Editorial: Washington lawmakers make welcome hike in penalties for violating open meetings law

Washington state lawmakers took a positive step this spring toward making sure public business is conducted in the open.

The state’s Open Public Meetings Act sets strict standards for the governing bodies of public agencies. With only narrow exceptions, discussions and decisions by public agencies must be open to the public.


Op-ed: Fine tune, but don’t overhaul Washington state’s Public Records Act

As the voters said when adopting the Public Records Act in 1972: “The people of this state do not yield their sovereignty to the agencies that serve them.”

The people use public records to learn what their government is up to, so they can maintain control.

But under an evolving proposal in the state House of Representatives, records requests that are now answered promptly could languish at the bottom of a pile, and much of what government does could be hidden behind a wall of bureaucracy.


Washington State Senate passes bill to strengthen open meetings law

The Washington State Senate on Tuesday unanimously approved Attorney General Bob Ferguson’s agency-request bill to increase transparency in government by enhancing penalties for violations of Washington’s Open Public Meetings Act (OPMA).

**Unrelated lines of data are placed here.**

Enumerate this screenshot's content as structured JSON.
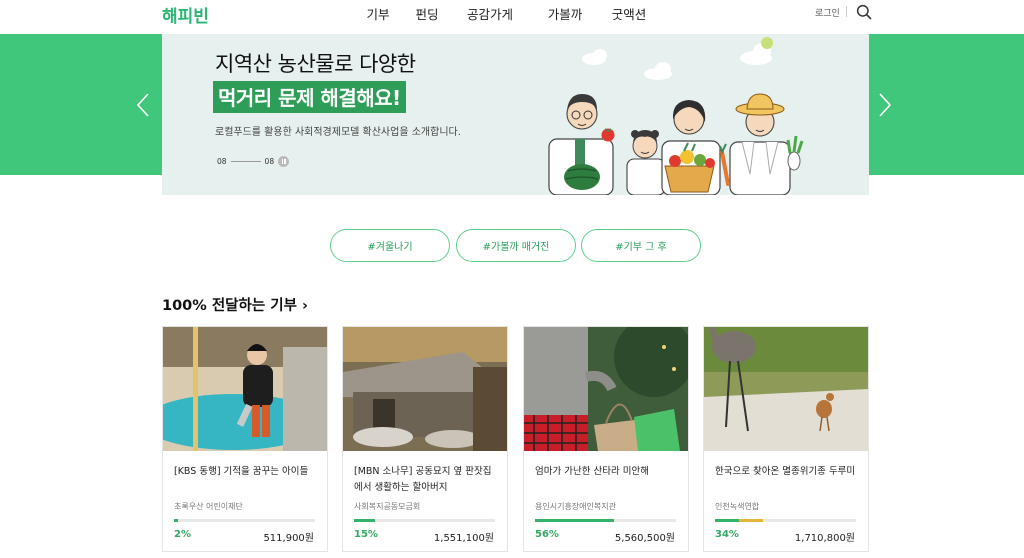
{
  "header": {
    "logo": "해피빈",
    "nav": [
      "기부",
      "펀딩",
      "공감가게",
      "가볼까",
      "굿액션"
    ],
    "login": "로그인"
  },
  "banner": {
    "title": "지역산 농산물로 다양한",
    "highlight": "먹거리 문제 해결해요!",
    "subtitle": "로컬푸드를 활용한 사회적경제모델 확산사업을 소개합니다.",
    "page_current": "08",
    "page_total": "08"
  },
  "tags": [
    "#겨울나기",
    "#가볼까 매거진",
    "#기부 그 후"
  ],
  "section": {
    "title": "100% 전달하는 기부 ›"
  },
  "cards": [
    {
      "title": "[KBS 동행] 기적을 꿈꾸는 아이들",
      "org": "초록우산 어린이재단",
      "progress": 0.02,
      "percent": "2%",
      "amount": "511,900원"
    },
    {
      "title": "[MBN 소나무] 공동묘지 옆 판잣집에서 생활하는 할아버지",
      "org": "사회복지공동모금회",
      "progress": 0.15,
      "percent": "15%",
      "amount": "1,551,100원"
    },
    {
      "title": "엄마가 가난한 산타라 미안해",
      "org": "용인시기흥장애인복지관",
      "progress": 0.56,
      "percent": "56%",
      "amount": "5,560,500원"
    },
    {
      "title": "한국으로 찾아온 멸종위기종 두루미",
      "org": "인천녹색연합",
      "progress": 0.34,
      "percent": "34%",
      "amount": "1,710,800원"
    }
  ],
  "colors": {
    "brand": "#2bb673",
    "band": "#40c77c",
    "highlight": "#2e9d58",
    "progress": "#34b36c",
    "progress_accent": "#e7b53a"
  }
}
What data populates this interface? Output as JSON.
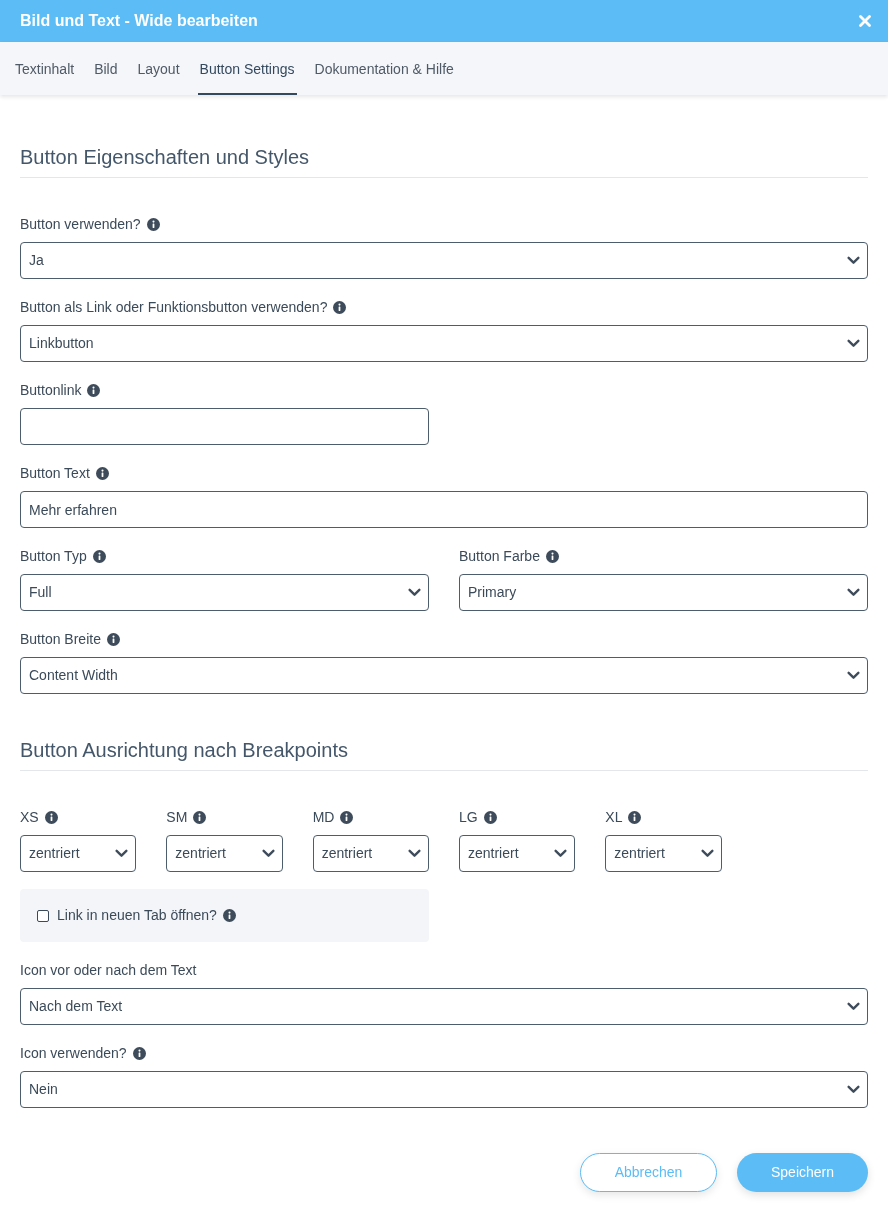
{
  "window": {
    "title": "Bild und Text - Wide bearbeiten"
  },
  "tabs": [
    {
      "label": "Textinhalt",
      "selected": false
    },
    {
      "label": "Bild",
      "selected": false
    },
    {
      "label": "Layout",
      "selected": false
    },
    {
      "label": "Button Settings",
      "selected": true
    },
    {
      "label": "Dokumentation & Hilfe",
      "selected": false
    }
  ],
  "sections": [
    {
      "heading": "Button Eigenschaften und Styles",
      "rows": [
        {
          "kind": "full",
          "fields": [
            {
              "kind": "select",
              "label": "Button verwenden?",
              "info": true,
              "value": "Ja"
            }
          ]
        },
        {
          "kind": "full",
          "fields": [
            {
              "kind": "select",
              "label": "Button als Link oder Funktionsbutton verwenden?",
              "info": true,
              "value": "Linkbutton"
            }
          ]
        },
        {
          "kind": "pair",
          "fields": [
            {
              "kind": "text",
              "label": "Buttonlink",
              "info": true
            }
          ]
        },
        {
          "kind": "full",
          "fields": [
            {
              "kind": "text",
              "label": "Button Text",
              "info": true,
              "value": "Mehr erfahren"
            }
          ]
        },
        {
          "kind": "pair",
          "fields": [
            {
              "kind": "select",
              "label": "Button Typ",
              "info": true,
              "value": "Full"
            },
            {
              "kind": "select",
              "label": "Button Farbe",
              "info": true,
              "value": "Primary"
            }
          ]
        },
        {
          "kind": "full",
          "fields": [
            {
              "kind": "select",
              "label": "Button Breite",
              "info": true,
              "value": "Content Width"
            }
          ]
        }
      ]
    },
    {
      "heading": "Button Ausrichtung nach Breakpoints",
      "rows": [
        {
          "kind": "breakpoints",
          "fields": [
            {
              "kind": "select",
              "label": "XS",
              "info": true,
              "value": "zentriert"
            },
            {
              "kind": "select",
              "label": "SM",
              "info": true,
              "value": "zentriert"
            },
            {
              "kind": "select",
              "label": "MD",
              "info": true,
              "value": "zentriert"
            },
            {
              "kind": "select",
              "label": "LG",
              "info": true,
              "value": "zentriert"
            },
            {
              "kind": "select",
              "label": "XL",
              "info": true,
              "value": "zentriert"
            }
          ]
        },
        {
          "kind": "pair",
          "fields": [
            {
              "kind": "checkbox",
              "label": "Link in neuen Tab öffnen?",
              "info": true,
              "checked": false
            }
          ]
        },
        {
          "kind": "full",
          "fields": [
            {
              "kind": "select",
              "label": "Icon vor oder nach dem Text",
              "info": false,
              "value": "Nach dem Text"
            }
          ]
        },
        {
          "kind": "full",
          "fields": [
            {
              "kind": "select",
              "label": "Icon verwenden?",
              "info": true,
              "value": "Nein"
            }
          ]
        }
      ]
    }
  ],
  "buttons": [
    {
      "kind": "secondary",
      "label": "Abbrechen"
    },
    {
      "kind": "primary",
      "label": "Speichern"
    }
  ]
}
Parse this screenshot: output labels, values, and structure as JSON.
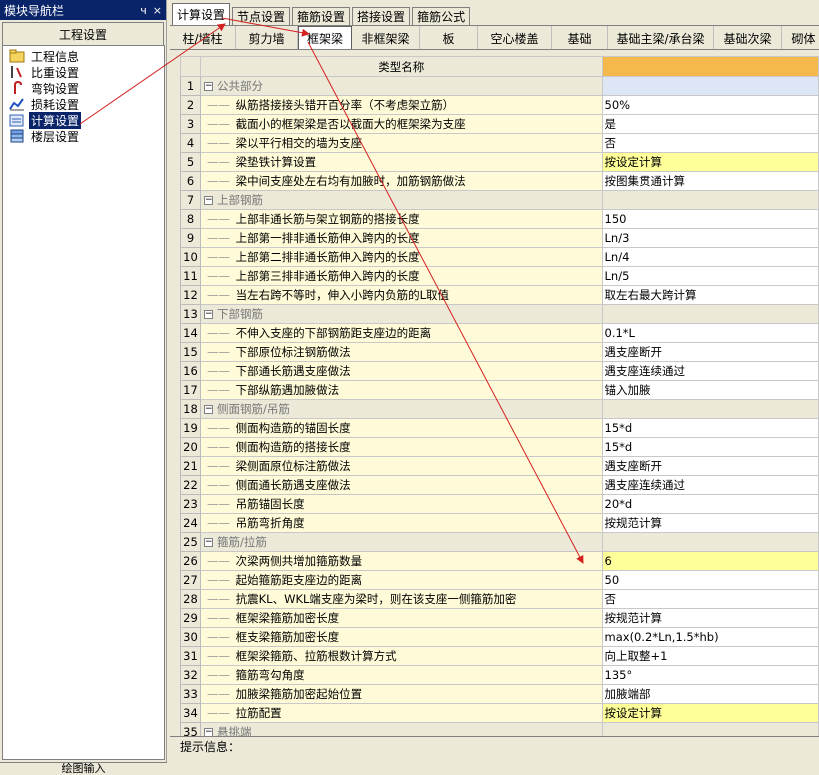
{
  "nav": {
    "title": "模块导航栏",
    "pin_glyph": "ч",
    "close_glyph": "×",
    "section": "工程设置",
    "items": [
      {
        "label": "工程信息",
        "icon": "folder-icon"
      },
      {
        "label": "比重设置",
        "icon": "rebar-icon"
      },
      {
        "label": "弯钩设置",
        "icon": "hook-icon"
      },
      {
        "label": "损耗设置",
        "icon": "chart-icon"
      },
      {
        "label": "计算设置",
        "icon": "calc-settings-icon"
      },
      {
        "label": "楼层设置",
        "icon": "floors-icon"
      }
    ],
    "bottom": "绘图输入"
  },
  "tabs_top": [
    "计算设置",
    "节点设置",
    "箍筋设置",
    "搭接设置",
    "箍筋公式"
  ],
  "tabs_sub": [
    "柱/墙柱",
    "剪力墙",
    "框架梁",
    "非框架梁",
    "板",
    "空心楼盖",
    "基础",
    "基础主梁/承台梁",
    "基础次梁",
    "砌体"
  ],
  "grid": {
    "header_name": "类型名称",
    "header_value": "",
    "rows": [
      {
        "n": "1",
        "name": "公共部分",
        "value": "",
        "group": true
      },
      {
        "n": "2",
        "name": "纵筋搭接接头错开百分率（不考虑架立筋）",
        "value": "50%"
      },
      {
        "n": "3",
        "name": "截面小的框架梁是否以截面大的框架梁为支座",
        "value": "是"
      },
      {
        "n": "4",
        "name": "梁以平行相交的墙为支座",
        "value": "否"
      },
      {
        "n": "5",
        "name": "梁垫铁计算设置",
        "value": "按设定计算",
        "hl": true
      },
      {
        "n": "6",
        "name": "梁中间支座处左右均有加腋时，加筋钢筋做法",
        "value": "按图集贯通计算"
      },
      {
        "n": "7",
        "name": "上部钢筋",
        "value": "",
        "group": true
      },
      {
        "n": "8",
        "name": "上部非通长筋与架立钢筋的搭接长度",
        "value": "150"
      },
      {
        "n": "9",
        "name": "上部第一排非通长筋伸入跨内的长度",
        "value": "Ln/3"
      },
      {
        "n": "10",
        "name": "上部第二排非通长筋伸入跨内的长度",
        "value": "Ln/4"
      },
      {
        "n": "11",
        "name": "上部第三排非通长筋伸入跨内的长度",
        "value": "Ln/5"
      },
      {
        "n": "12",
        "name": "当左右跨不等时，伸入小跨内负筋的L取值",
        "value": "取左右最大跨计算"
      },
      {
        "n": "13",
        "name": "下部钢筋",
        "value": "",
        "group": true
      },
      {
        "n": "14",
        "name": "不伸入支座的下部钢筋距支座边的距离",
        "value": "0.1*L"
      },
      {
        "n": "15",
        "name": "下部原位标注钢筋做法",
        "value": "遇支座断开"
      },
      {
        "n": "16",
        "name": "下部通长筋遇支座做法",
        "value": "遇支座连续通过"
      },
      {
        "n": "17",
        "name": "下部纵筋遇加腋做法",
        "value": "锚入加腋"
      },
      {
        "n": "18",
        "name": "侧面钢筋/吊筋",
        "value": "",
        "group": true
      },
      {
        "n": "19",
        "name": "侧面构造筋的锚固长度",
        "value": "15*d"
      },
      {
        "n": "20",
        "name": "侧面构造筋的搭接长度",
        "value": "15*d"
      },
      {
        "n": "21",
        "name": "梁侧面原位标注筋做法",
        "value": "遇支座断开"
      },
      {
        "n": "22",
        "name": "侧面通长筋遇支座做法",
        "value": "遇支座连续通过"
      },
      {
        "n": "23",
        "name": "吊筋锚固长度",
        "value": "20*d"
      },
      {
        "n": "24",
        "name": "吊筋弯折角度",
        "value": "按规范计算"
      },
      {
        "n": "25",
        "name": "箍筋/拉筋",
        "value": "",
        "group": true
      },
      {
        "n": "26",
        "name": "次梁两侧共增加箍筋数量",
        "value": "6",
        "hl": true
      },
      {
        "n": "27",
        "name": "起始箍筋距支座边的距离",
        "value": "50"
      },
      {
        "n": "28",
        "name": "抗震KL、WKL端支座为梁时，则在该支座一侧箍筋加密",
        "value": "否"
      },
      {
        "n": "29",
        "name": "框架梁箍筋加密长度",
        "value": "按规范计算"
      },
      {
        "n": "30",
        "name": "框支梁箍筋加密长度",
        "value": "max(0.2*Ln,1.5*hb)"
      },
      {
        "n": "31",
        "name": "框架梁箍筋、拉筋根数计算方式",
        "value": "向上取整+1"
      },
      {
        "n": "32",
        "name": "箍筋弯勾角度",
        "value": "135°"
      },
      {
        "n": "33",
        "name": "加腋梁箍筋加密起始位置",
        "value": "加腋端部"
      },
      {
        "n": "34",
        "name": "拉筋配置",
        "value": "按设定计算",
        "hl": true
      },
      {
        "n": "35",
        "name": "悬挑端",
        "value": "",
        "group": true
      }
    ]
  },
  "hint_label": "提示信息：",
  "colors": {
    "title_bar": "#0a246a",
    "value_header": "#f5b84c",
    "highlight_cell": "#ffff99",
    "name_cell": "#fffbd8",
    "annotation_arrow": "#d42020"
  }
}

The OPMA requires that all meetings of multimember governing bodies of local and state public agencies be open and accessible to the public.


Ports’ secret meetings face court challenge

An open government advocate said Thursday he is filing suit in King County asking a judge to declare a series of secret meetings between the port commissions of Tacoma and Seattle illegal.

Arthur West, an Olympia resident who has made a career of challenging government secrecy, said he believes commission members have wrongly held private meetings to discuss how the two ports can improve their competitive stance in the maritime business.


Lift shroud of secrecy from employment contract talks

Imagine that the governor is holding a series of secret closed-door negotiations with a company that could result in hundreds of millions of dollars in taxpayer expenses. Now imagine that the same company secretly meeting with the governor is also a campaign contributor. Also imagine that the Legislature is barred from changing the details of an agreement negotiated in secret with the governor and can only vote up or down on funding the final proposal.


Public Records Help Washington Watchdogs Sniff Out Corruption

From KUOW.org:

"Trust and confidence in governmental institutions is at an all–time low. High on the list of causes of this citizen distrust are secrecy in government and the influence of private money on governmental decision making."

It sounds like it could have been written by Occupy Seattle protesters. Or maybe by the tea party. But the statement actually accompanied a ballot measure that Washington voters passed back in 1972.


Washington State paying record amount for records lawsuits

From NWCN.com:

In the state of Washington if a citizen requests a public record, it should be turned over unless there is a compelling reason not to do so. That's the law.  But investigators from KREM 2's Seattle affiliate, KING 5, have found more people than ever are accusing the state of breaking that law and it's costing taxpayers millions.


Washington Senate ponders limiting public records requests

From tri-cityherald.com:

OLYMPIA, Wash. — State lawmakers are exploring a plan that could limit how governments respond to requests for public documents, allowing them to get a court order if they can prove that a request creates a "significant burden."

The measure discussed by lawmakers Tuesday would also permit agencies to adopt policies limiting the amount of time devoted to responding to records requests.